Therefore, fruits and other dairy products were offered to them so that they could refuel themselves after long tiring journeys.
In the ritual of Akshata, the host applies a Tilak on the forehead of the guests with rice grains or Akshata on it.
The reason for doing so is to provide a unique and profound sense of welcome to the guest or visitor.
To provide such an unforgettable experience that wherever they may go in their lives they may never forget the welcoming energy that they experienced under an Indian guest.
Also, the practice of the Akshata ritual gives off a sense of undividedness to the guests and visitors.

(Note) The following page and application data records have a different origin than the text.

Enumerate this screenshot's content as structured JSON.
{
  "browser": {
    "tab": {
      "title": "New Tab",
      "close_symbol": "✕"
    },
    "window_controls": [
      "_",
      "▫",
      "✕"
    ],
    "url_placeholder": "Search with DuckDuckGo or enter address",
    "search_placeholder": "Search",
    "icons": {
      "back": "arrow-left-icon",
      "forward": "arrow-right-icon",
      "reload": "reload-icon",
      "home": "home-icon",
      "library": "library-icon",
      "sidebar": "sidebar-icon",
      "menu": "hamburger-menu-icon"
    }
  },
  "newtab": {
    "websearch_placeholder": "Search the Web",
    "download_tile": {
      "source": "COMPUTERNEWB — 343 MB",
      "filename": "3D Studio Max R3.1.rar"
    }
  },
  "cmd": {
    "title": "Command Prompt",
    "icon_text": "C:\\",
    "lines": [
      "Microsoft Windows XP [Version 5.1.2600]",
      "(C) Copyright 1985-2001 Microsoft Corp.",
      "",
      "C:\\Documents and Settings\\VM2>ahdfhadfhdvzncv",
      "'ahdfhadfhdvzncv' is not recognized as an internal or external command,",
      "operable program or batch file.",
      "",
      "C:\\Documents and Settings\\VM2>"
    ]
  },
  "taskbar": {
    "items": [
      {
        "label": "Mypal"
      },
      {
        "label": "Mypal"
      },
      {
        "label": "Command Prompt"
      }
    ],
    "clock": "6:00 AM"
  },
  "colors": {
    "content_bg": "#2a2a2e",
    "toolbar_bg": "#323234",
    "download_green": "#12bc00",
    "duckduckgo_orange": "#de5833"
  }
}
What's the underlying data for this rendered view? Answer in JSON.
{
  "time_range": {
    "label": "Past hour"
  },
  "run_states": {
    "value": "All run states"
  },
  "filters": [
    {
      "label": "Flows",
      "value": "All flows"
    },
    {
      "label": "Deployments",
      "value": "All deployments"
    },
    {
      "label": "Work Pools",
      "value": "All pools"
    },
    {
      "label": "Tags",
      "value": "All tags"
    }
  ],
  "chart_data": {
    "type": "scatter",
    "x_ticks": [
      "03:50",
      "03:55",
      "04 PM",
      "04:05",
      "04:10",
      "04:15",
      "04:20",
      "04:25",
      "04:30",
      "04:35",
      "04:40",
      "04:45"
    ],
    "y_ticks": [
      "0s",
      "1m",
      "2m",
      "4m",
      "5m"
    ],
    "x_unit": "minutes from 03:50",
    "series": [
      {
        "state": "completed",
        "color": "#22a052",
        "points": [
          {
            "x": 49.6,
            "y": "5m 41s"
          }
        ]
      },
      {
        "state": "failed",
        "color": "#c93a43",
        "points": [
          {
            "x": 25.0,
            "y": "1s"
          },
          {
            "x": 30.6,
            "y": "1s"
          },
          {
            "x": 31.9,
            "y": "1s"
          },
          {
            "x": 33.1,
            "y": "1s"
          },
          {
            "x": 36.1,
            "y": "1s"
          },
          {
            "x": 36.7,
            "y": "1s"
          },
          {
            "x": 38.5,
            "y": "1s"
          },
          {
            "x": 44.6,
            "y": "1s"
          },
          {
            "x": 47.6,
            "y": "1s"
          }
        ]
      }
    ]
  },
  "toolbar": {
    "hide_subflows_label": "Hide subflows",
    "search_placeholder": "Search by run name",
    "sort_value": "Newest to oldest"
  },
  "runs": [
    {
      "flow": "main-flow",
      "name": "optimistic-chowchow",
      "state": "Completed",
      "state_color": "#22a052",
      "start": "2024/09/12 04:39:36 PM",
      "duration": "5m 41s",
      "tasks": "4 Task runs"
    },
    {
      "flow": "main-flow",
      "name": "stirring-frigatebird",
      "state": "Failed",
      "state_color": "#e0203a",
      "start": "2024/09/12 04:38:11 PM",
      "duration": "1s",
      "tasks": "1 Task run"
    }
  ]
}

It says, through the gesture that, we all are undivided and are part of the same family or the same background.
This provides a sense of home and comfort to the guests and visitors.
When visiting or departing from a place of stay, everyone carries memories with them.
The degree of fondness of those memories depends on the level of comfort, attention, and services provided by the host; may it be a paid stay in terms of tourism or a family/friendly stay.
The ritual of Pushpa is such that it aims to fulfill the guest’s memories with the best memories.
When practicing Pushpa, the guests offer fresh flowers to their guests at the time of their arrival, or sometimes at the time of their departure.
This leaves behind a sense of goodwill and strengthens the host-guest relationship.
This practice is not only followed in the tourism services of India but it can also be seen clearly in the Indian households that still value this incredible tradition.
What Are Some Good Examples of Atithi Devo Bhava?
Atithi Devo Bhava is not only a concept of mind, rather, but it is also a practice that is readily done all over India.
There are various examples of Atithi Devo Bhava from people of different classes in India.
Below given are some good examples of Atithi Devo Bhava that will surely inspire people over the globe to practice this concept:
Atithi Devo Bhava asks for a person to greet and respect unannounced guests with the same respect and honor that they would offer to God because of Atithi Devo Bhava (Guest is God).
If a person comes home tired and suddenly hears a ring at their doorbell, opening to see a pair of unannounced guests from family/friends. What would they do?
Naturally, a tired human being would find it inconvenient to entertain the guests in that state.
However, to put down a good example of awesome that person would allow the guests in and make every possible effort to serve them equally as God.
Believing and practicing this great tradition means being ready for any spontaneous guest or visitor that comes to your doorstep.
A good example of this tradition would not only require the host to accommodate the guests with proper resources, but it will also ask of the guest to provide paramount honor, respect, and importance to the guest.
If the case at hand is about a tourism service, it is their duty in the light of ‘Guest is God’ to provide any and every possible service that their guest may ask of.
Also, the tourism service or a regular host must try to take care of the five rituals of Atithi Devo Bhava (Dhupa, Diya, Naivedya, Akshata, and Pushpa).
These are the general example cases that may come across in daily life.
There are hundreds and thousands of real-life examples of the greatest display of Atithi Devo Bhava that people have experienced and provided in India or other places in the world.
courtesy: google images